Aim of the exercise
Print each entry precisely; exclude the pictures.

(Beginning of Extracted information)

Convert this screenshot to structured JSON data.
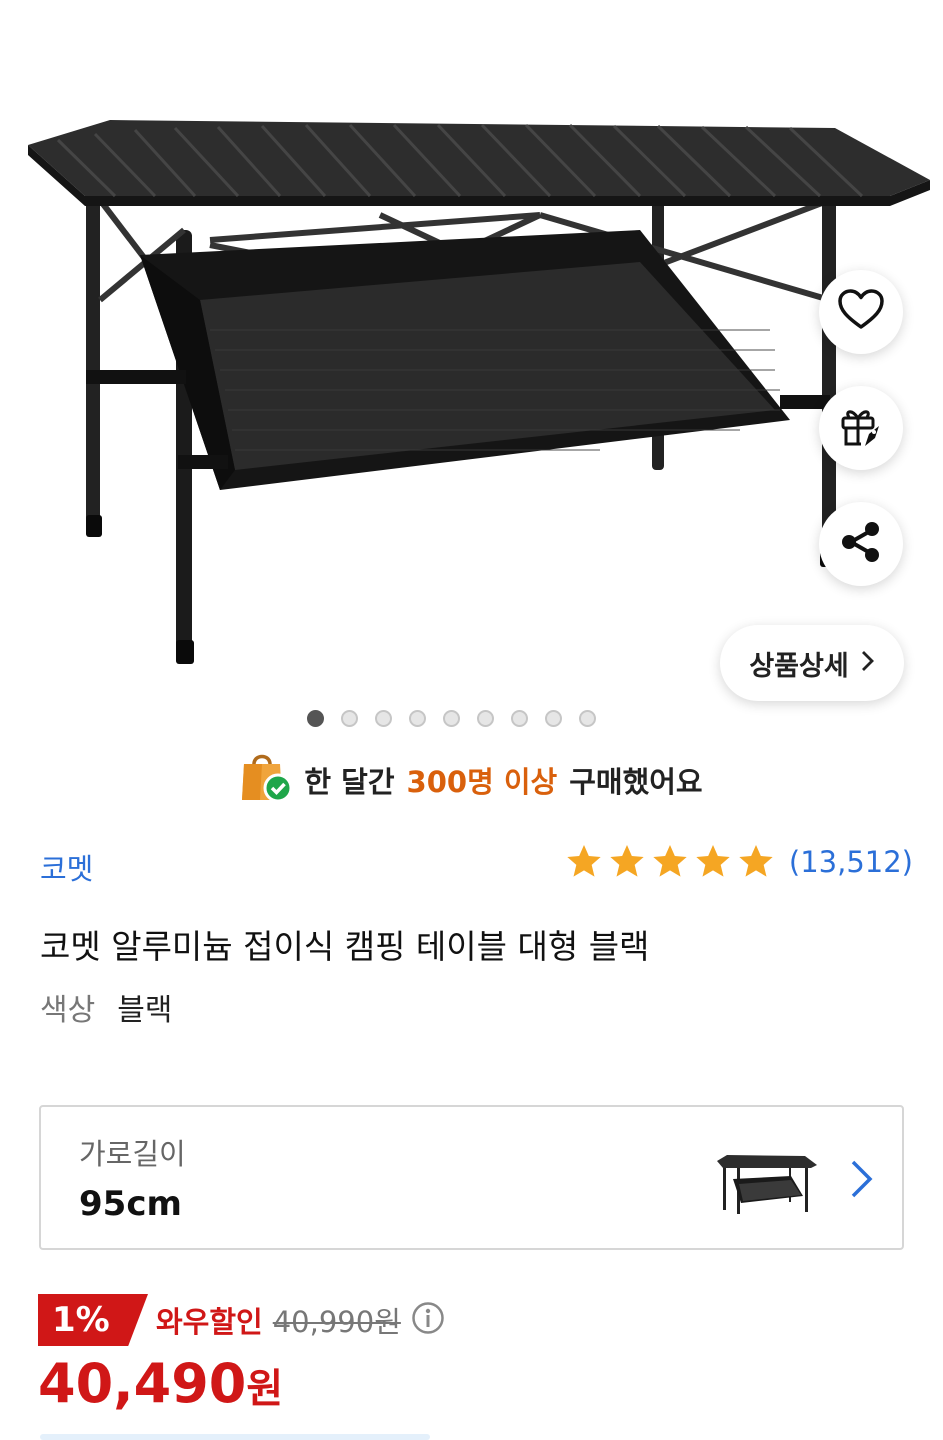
{
  "product_image": {
    "alt_icon": "folding-camping-table-image"
  },
  "actions": {
    "wishlist_icon": "heart-icon",
    "gift_icon": "gift-icon",
    "share_icon": "share-icon"
  },
  "detail_button": {
    "label": "상품상세",
    "icon": "chevron-right-icon"
  },
  "carousel": {
    "total": 9,
    "active_index": 0
  },
  "social_proof": {
    "prefix": "한 달간",
    "highlight": "300명 이상",
    "suffix": "구매했어요"
  },
  "brand": "코멧",
  "rating": {
    "stars": 5,
    "count": "(13,512)",
    "star_color": "#f5a623"
  },
  "title": "코멧 알루미늄 접이식 캠핑 테이블 대형 블랙",
  "option": {
    "label": "색상",
    "value": "블랙"
  },
  "option_selector": {
    "label": "가로길이",
    "value": "95cm"
  },
  "price": {
    "discount": "1%",
    "wow_label": "와우할인",
    "original": "40,990원",
    "final_amount": "40,490",
    "final_unit": "원"
  },
  "colors": {
    "accent_red": "#d01717",
    "link_blue": "#2b6fd8",
    "highlight_orange": "#d9600c"
  }
}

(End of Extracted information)

Output
Convert this screenshot to structured JSON data.
{
  "product_image": {
    "alt_icon": "folding-camping-table-image"
  },
  "actions": {
    "wishlist_icon": "heart-icon",
    "gift_icon": "gift-icon",
    "share_icon": "share-icon"
  },
  "detail_button": {
    "label": "상품상세",
    "icon": "chevron-right-icon"
  },
  "carousel": {
    "total": 9,
    "active_index": 0
  },
  "social_proof": {
    "prefix": "한 달간",
    "highlight": "300명 이상",
    "suffix": "구매했어요"
  },
  "brand": "코멧",
  "rating": {
    "stars": 5,
    "count": "(13,512)",
    "star_color": "#f5a623"
  },
  "title": "코멧 알루미늄 접이식 캠핑 테이블 대형 블랙",
  "option": {
    "label": "색상",
    "value": "블랙"
  },
  "option_selector": {
    "label": "가로길이",
    "value": "95cm"
  },
  "price": {
    "discount": "1%",
    "wow_label": "와우할인",
    "original": "40,990원",
    "final_amount": "40,490",
    "final_unit": "원"
  },
  "colors": {
    "accent_red": "#d01717",
    "link_blue": "#2b6fd8",
    "highlight_orange": "#d9600c"
  }
}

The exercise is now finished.